Marcus Wilert focuses on engagements in Asia-ex Japan in the retail, consumer goods, technology, financial services and industrials sectors. He has 13 years of experience of corporate human rights and environmental sustainability whereof seven based in Shanghai and Hong Kong. He has held operations and strategy management positions in corporate responsibility teams for H&M, Waitrose and Primark with responsibility for supply chains across Asia, Africa, Middle East, Europe and the Americas.
Marcus holds a Postgraduate Certificate in Sustainable Business from University of Cambridge with an ESG-focused thesis and a MSc in Economics and Business from the Stockholm School of Economics examining the business implications of the implementation of a consumer goods brand’s supply chain Code of Conduct in the Chinese supply chain. Prior to working in corporate responsibility, he was a consultant and entrepreneur in the internet sector.
Hannah Shoesmith focuses on engagements in Asia-ex Japan in the retail, consumer goods, technology, financial services and industrials sectors. Prior to joining Hermes EOS, Hannah spent 13 years working in corporate responsibility and sustainability roles, mainly for retail and consumer goods companies such as Tesco, Arcadia Group and Mothercare. Most recently Hannah led the global corporate responsibility team at Mothercare which covered the social and environmental impacts and opportunities of products, environmental impacts of operations and engagement with communities and other stakeholders. Hannah has lived and worked in Hong Kong, France and Spain and speaks French, Brazilian Portuguese and some Spanish. Hannah has a Bachelor’s degree from Durham University, a Master’s degree from King’s College London and the Institut d’Etudes Politiques de Paris and a post-graduate certificate in sustainable value chains from the Cambridge Institute of Sustainability Leadership.
In 2010, Duke Energy adopted its first carbon dioxide emissions reduction target – it planned to reduce emissions 17% below the 2005 levels by 2020. The Clean Power Plan (CPP) was finalised in 2015 by the US Environmental Protection Agency, targeting power generation emissions reductions of 32% by 2030 relative to 2005. The Supreme Court stayed the CPP’s requirements in early 2016 and it was never implemented.
Reflecting our engagement requests, Centrica has set ambitious targets for the reduction of the emissions of its customers, which comprise over 90% of the emissions associated with its business, together with a commitment to set a pathway to net-zero emissions by 2050, in line with the goals of the Paris Agreement.

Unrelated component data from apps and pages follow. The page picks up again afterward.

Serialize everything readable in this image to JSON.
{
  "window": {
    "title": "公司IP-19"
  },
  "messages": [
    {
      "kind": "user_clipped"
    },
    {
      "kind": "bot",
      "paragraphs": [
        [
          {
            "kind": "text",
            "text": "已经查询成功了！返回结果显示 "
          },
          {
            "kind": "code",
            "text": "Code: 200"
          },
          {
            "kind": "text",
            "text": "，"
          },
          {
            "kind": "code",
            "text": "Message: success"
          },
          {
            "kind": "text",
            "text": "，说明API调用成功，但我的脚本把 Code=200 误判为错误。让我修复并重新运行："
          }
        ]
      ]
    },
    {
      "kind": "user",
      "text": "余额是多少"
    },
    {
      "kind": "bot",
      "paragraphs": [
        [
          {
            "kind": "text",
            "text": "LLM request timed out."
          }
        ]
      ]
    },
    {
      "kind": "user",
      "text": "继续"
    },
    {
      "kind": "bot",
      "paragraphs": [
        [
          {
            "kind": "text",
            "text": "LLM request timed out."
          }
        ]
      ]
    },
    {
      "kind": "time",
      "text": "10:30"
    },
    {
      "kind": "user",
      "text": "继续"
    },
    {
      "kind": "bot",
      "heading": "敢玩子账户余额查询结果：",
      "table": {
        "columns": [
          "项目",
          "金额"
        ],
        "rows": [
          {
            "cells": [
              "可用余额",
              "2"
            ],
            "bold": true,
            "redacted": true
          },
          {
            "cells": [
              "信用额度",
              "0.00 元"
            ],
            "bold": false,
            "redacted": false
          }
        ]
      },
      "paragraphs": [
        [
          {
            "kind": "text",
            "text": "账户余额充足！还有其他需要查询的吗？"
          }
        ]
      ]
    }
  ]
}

Since the introduction of Japan’s Stewardship Code in 2014 and the Corporate Governance Code in 2015, dialogue between investors and Japanese companies has become more common and the governance of many companies has improved. However, many challenges remain and progress in some areas has been slow.